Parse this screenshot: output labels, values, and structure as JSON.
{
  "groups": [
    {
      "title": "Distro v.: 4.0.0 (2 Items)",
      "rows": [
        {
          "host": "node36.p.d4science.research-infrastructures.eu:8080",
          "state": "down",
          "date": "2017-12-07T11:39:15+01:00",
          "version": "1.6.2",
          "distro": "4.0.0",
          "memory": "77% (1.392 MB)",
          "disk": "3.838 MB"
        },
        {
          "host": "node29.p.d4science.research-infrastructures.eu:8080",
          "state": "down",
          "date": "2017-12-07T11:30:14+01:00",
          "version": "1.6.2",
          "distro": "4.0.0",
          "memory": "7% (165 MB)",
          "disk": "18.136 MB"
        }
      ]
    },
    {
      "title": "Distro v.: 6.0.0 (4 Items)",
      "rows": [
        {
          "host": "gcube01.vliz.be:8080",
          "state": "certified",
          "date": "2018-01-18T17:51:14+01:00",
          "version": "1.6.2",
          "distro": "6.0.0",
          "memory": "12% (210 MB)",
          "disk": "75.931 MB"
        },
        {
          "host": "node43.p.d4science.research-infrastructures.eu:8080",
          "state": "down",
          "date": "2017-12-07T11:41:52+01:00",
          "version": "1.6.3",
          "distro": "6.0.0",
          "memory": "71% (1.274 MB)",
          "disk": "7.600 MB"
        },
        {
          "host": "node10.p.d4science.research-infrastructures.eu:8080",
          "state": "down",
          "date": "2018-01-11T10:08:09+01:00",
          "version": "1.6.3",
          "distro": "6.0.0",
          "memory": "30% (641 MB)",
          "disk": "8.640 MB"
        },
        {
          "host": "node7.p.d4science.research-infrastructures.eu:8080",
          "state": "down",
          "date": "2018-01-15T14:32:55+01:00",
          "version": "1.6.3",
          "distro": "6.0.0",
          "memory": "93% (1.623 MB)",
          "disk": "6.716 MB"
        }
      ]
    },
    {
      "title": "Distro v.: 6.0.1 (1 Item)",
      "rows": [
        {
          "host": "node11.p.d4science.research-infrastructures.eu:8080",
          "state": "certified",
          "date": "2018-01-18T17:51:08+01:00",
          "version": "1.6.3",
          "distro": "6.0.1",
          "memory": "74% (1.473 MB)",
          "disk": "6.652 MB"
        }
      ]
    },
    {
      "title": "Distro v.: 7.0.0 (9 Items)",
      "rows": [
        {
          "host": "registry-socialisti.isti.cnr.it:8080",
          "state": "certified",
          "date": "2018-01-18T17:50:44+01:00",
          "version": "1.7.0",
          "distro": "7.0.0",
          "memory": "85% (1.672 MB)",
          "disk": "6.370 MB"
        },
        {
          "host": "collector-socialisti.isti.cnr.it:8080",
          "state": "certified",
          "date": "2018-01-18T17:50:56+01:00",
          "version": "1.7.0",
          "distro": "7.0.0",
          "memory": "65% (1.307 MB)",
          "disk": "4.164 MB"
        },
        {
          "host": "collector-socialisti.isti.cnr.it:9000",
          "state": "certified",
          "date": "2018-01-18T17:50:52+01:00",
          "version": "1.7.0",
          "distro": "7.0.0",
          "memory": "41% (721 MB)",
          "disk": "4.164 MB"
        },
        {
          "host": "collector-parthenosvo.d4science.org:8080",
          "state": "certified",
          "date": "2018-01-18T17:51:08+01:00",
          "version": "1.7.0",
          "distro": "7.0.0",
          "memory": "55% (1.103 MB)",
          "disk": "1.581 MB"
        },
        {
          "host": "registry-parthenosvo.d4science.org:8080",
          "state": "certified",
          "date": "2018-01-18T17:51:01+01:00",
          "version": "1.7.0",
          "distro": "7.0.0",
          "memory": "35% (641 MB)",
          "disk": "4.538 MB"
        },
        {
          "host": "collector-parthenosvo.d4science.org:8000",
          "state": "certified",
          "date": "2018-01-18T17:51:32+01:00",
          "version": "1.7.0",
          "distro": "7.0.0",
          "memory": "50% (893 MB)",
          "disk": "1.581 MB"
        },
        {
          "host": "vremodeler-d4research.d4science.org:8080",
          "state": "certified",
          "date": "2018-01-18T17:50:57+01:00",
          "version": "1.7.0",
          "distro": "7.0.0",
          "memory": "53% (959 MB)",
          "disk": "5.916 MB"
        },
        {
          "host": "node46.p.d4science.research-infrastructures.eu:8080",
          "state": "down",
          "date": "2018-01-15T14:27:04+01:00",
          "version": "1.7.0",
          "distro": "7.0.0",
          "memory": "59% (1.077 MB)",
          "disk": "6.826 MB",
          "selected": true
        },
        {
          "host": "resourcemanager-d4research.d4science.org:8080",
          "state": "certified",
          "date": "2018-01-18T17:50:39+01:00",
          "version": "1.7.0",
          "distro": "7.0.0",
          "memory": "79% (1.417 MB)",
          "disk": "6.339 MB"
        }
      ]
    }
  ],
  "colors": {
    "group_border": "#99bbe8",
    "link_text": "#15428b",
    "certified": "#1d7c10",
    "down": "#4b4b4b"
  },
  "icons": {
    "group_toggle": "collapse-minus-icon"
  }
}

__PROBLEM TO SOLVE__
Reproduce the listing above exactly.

__FINAL ANSWER__
Parse this screenshot: output labels, values, and structure as JSON.
{
  "groups": [
    {
      "title": "Distro v.: 4.0.0 (2 Items)",
      "rows": [
        {
          "host": "node36.p.d4science.research-infrastructures.eu:8080",
          "state": "down",
          "date": "2017-12-07T11:39:15+01:00",
          "version": "1.6.2",
          "distro": "4.0.0",
          "memory": "77% (1.392 MB)",
          "disk": "3.838 MB"
        },
        {
          "host": "node29.p.d4science.research-infrastructures.eu:8080",
          "state": "down",
          "date": "2017-12-07T11:30:14+01:00",
          "version": "1.6.2",
          "distro": "4.0.0",
          "memory": "7% (165 MB)",
          "disk": "18.136 MB"
        }
      ]
    },
    {
      "title": "Distro v.: 6.0.0 (4 Items)",
      "rows": [
        {
          "host": "gcube01.vliz.be:8080",
          "state": "certified",
          "date": "2018-01-18T17:51:14+01:00",
          "version": "1.6.2",
          "distro": "6.0.0",
          "memory": "12% (210 MB)",
          "disk": "75.931 MB"
        },
        {
          "host": "node43.p.d4science.research-infrastructures.eu:8080",
          "state": "down",
          "date": "2017-12-07T11:41:52+01:00",
          "version": "1.6.3",
          "distro": "6.0.0",
          "memory": "71% (1.274 MB)",
          "disk": "7.600 MB"
        },
        {
          "host": "node10.p.d4science.research-infrastructures.eu:8080",
          "state": "down",
          "date": "2018-01-11T10:08:09+01:00",
          "version": "1.6.3",
          "distro": "6.0.0",
          "memory": "30% (641 MB)",
          "disk": "8.640 MB"
        },
        {
          "host": "node7.p.d4science.research-infrastructures.eu:8080",
          "state": "down",
          "date": "2018-01-15T14:32:55+01:00",
          "version": "1.6.3",
          "distro": "6.0.0",
          "memory": "93% (1.623 MB)",
          "disk": "6.716 MB"
        }
      ]
    },
    {
      "title": "Distro v.: 6.0.1 (1 Item)",
      "rows": [
        {
          "host": "node11.p.d4science.research-infrastructures.eu:8080",
          "state": "certified",
          "date": "2018-01-18T17:51:08+01:00",
          "version": "1.6.3",
          "distro": "6.0.1",
          "memory": "74% (1.473 MB)",
          "disk": "6.652 MB"
        }
      ]
    },
    {
      "title": "Distro v.: 7.0.0 (9 Items)",
      "rows": [
        {
          "host": "registry-socialisti.isti.cnr.it:8080",
          "state": "certified",
          "date": "2018-01-18T17:50:44+01:00",
          "version": "1.7.0",
          "distro": "7.0.0",
          "memory": "85% (1.672 MB)",
          "disk": "6.370 MB"
        },
        {
          "host": "collector-socialisti.isti.cnr.it:8080",
          "state": "certified",
          "date": "2018-01-18T17:50:56+01:00",
          "version": "1.7.0",
          "distro": "7.0.0",
          "memory": "65% (1.307 MB)",
          "disk": "4.164 MB"
        },
        {
          "host": "collector-socialisti.isti.cnr.it:9000",
          "state": "certified",
          "date": "2018-01-18T17:50:52+01:00",
          "version": "1.7.0",
          "distro": "7.0.0",
          "memory": "41% (721 MB)",
          "disk": "4.164 MB"
        },
        {
          "host": "collector-parthenosvo.d4science.org:8080",
          "state": "certified",
          "date": "2018-01-18T17:51:08+01:00",
          "version": "1.7.0",
          "distro": "7.0.0",
          "memory": "55% (1.103 MB)",
          "disk": "1.581 MB"
        },
        {
          "host": "registry-parthenosvo.d4science.org:8080",
          "state": "certified",
          "date": "2018-01-18T17:51:01+01:00",
          "version": "1.7.0",
          "distro": "7.0.0",
          "memory": "35% (641 MB)",
          "disk": "4.538 MB"
        },
        {
          "host": "collector-parthenosvo.d4science.org:8000",
          "state": "certified",
          "date": "2018-01-18T17:51:32+01:00",
          "version": "1.7.0",
          "distro": "7.0.0",
          "memory": "50% (893 MB)",
          "disk": "1.581 MB"
        },
        {
          "host": "vremodeler-d4research.d4science.org:8080",
          "state": "certified",
          "date": "2018-01-18T17:50:57+01:00",
          "version": "1.7.0",
          "distro": "7.0.0",
          "memory": "53% (959 MB)",
          "disk": "5.916 MB"
        },
        {
          "host": "node46.p.d4science.research-infrastructures.eu:8080",
          "state": "down",
          "date": "2018-01-15T14:27:04+01:00",
          "version": "1.7.0",
          "distro": "7.0.0",
          "memory": "59% (1.077 MB)",
          "disk": "6.826 MB",
          "selected": true
        },
        {
          "host": "resourcemanager-d4research.d4science.org:8080",
          "state": "certified",
          "date": "2018-01-18T17:50:39+01:00",
          "version": "1.7.0",
          "distro": "7.0.0",
          "memory": "79% (1.417 MB)",
          "disk": "6.339 MB"
        }
      ]
    }
  ],
  "colors": {
    "group_border": "#99bbe8",
    "link_text": "#15428b",
    "certified": "#1d7c10",
    "down": "#4b4b4b"
  },
  "icons": {
    "group_toggle": "collapse-minus-icon"
  }
}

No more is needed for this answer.